* How to complete this task: In the entries below, the word "DeepSeek" appears on some lines. Copy each of those lines.

* Material for the task:
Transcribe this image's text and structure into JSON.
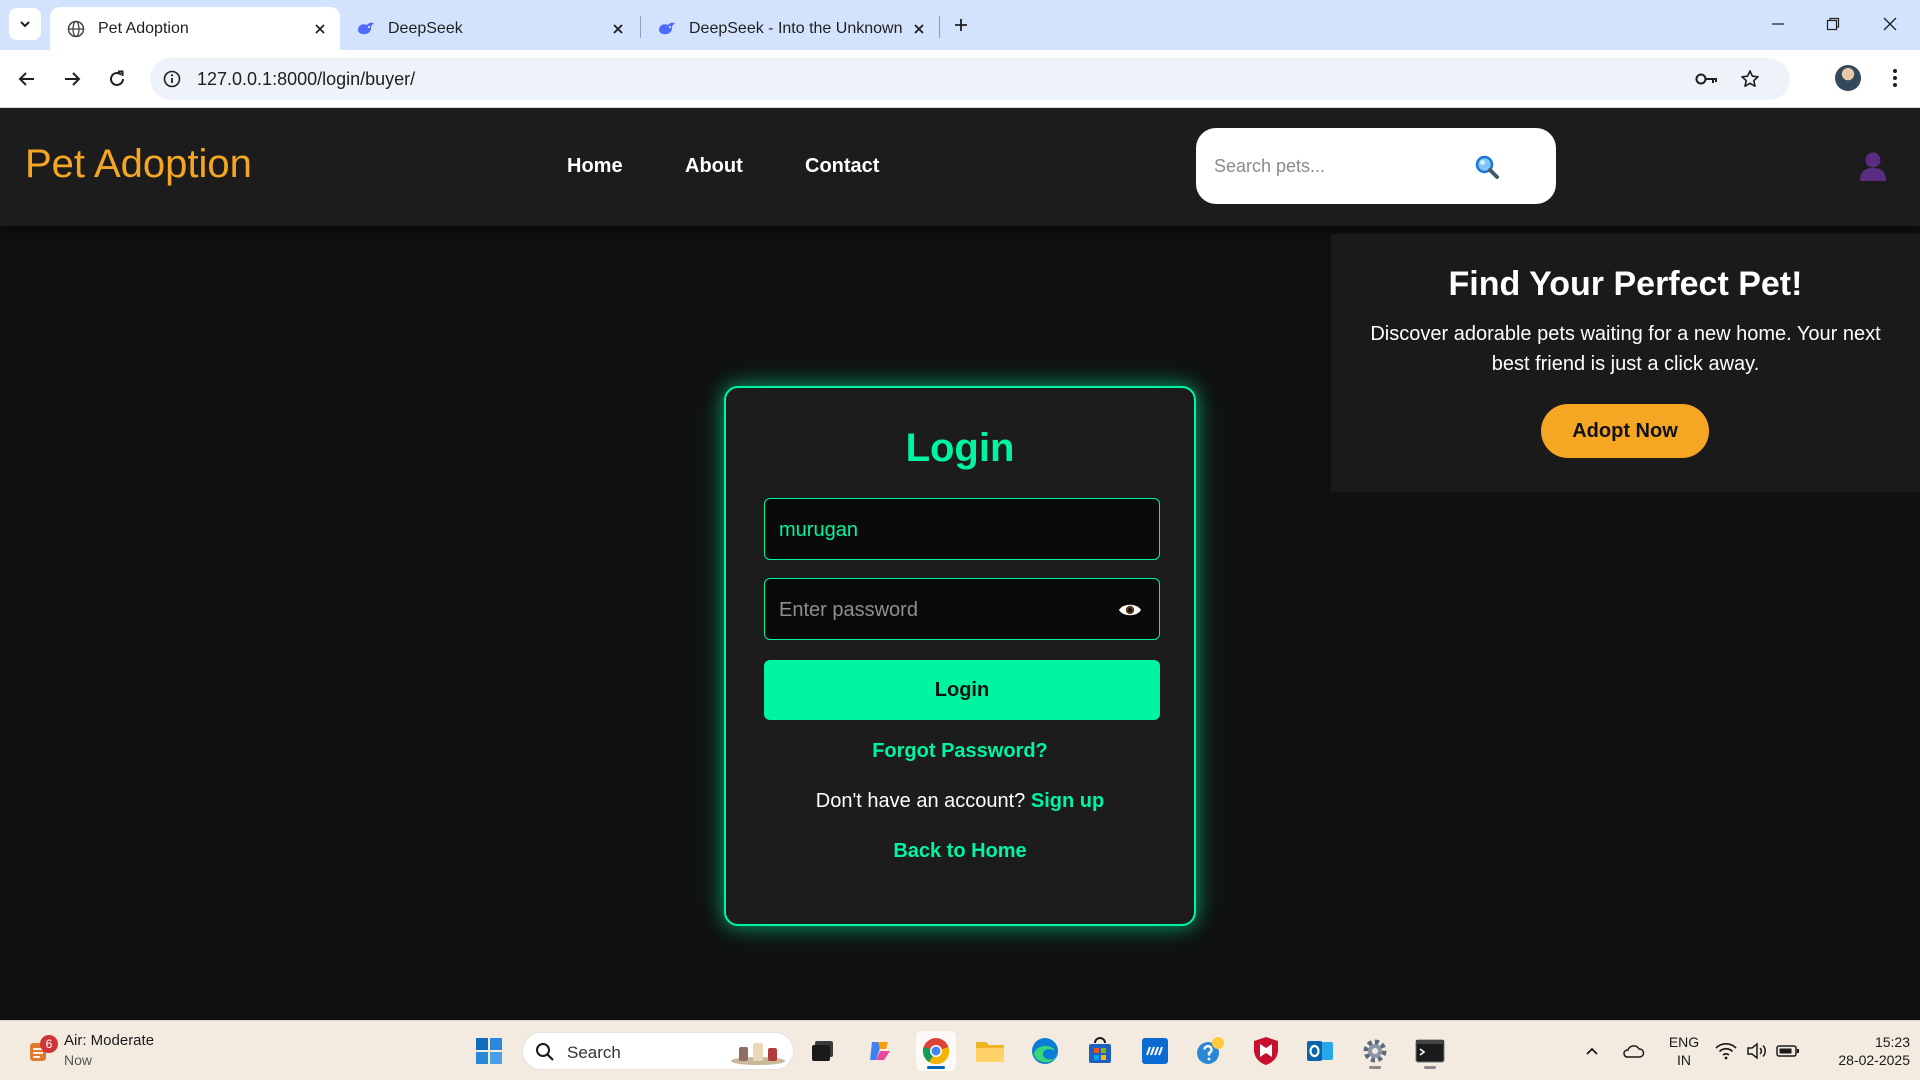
{
  "browser": {
    "tabs": [
      {
        "title": "Pet Adoption",
        "active": true
      },
      {
        "title": "DeepSeek",
        "active": false
      },
      {
        "title": "DeepSeek - Into the Unknown",
        "active": false
      }
    ],
    "url": "127.0.0.1:8000/login/buyer/"
  },
  "site": {
    "brand": "Pet Adoption",
    "nav": [
      "Home",
      "About",
      "Contact"
    ],
    "search_placeholder": "Search pets...",
    "brand_color": "#f5a623",
    "accent_color": "#00f5a0"
  },
  "hero": {
    "title": "Find Your Perfect Pet!",
    "text": "Discover adorable pets waiting for a new home. Your next best friend is just a click away.",
    "button": "Adopt Now"
  },
  "login": {
    "title": "Login",
    "username_value": "murugan",
    "password_placeholder": "Enter password",
    "button": "Login",
    "forgot": "Forgot Password?",
    "signup_prompt": "Don't have an account?",
    "signup_link": "Sign up",
    "back_home": "Back to Home"
  },
  "taskbar": {
    "weather_title": "Air: Moderate",
    "weather_sub": "Now",
    "weather_badge": "6",
    "search_label": "Search",
    "lang_line1": "ENG",
    "lang_line2": "IN",
    "time": "15:23",
    "date": "28-02-2025"
  }
}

* Written reply:
        "title": "DeepSeek",
        "title": "DeepSeek - Into the Unknown",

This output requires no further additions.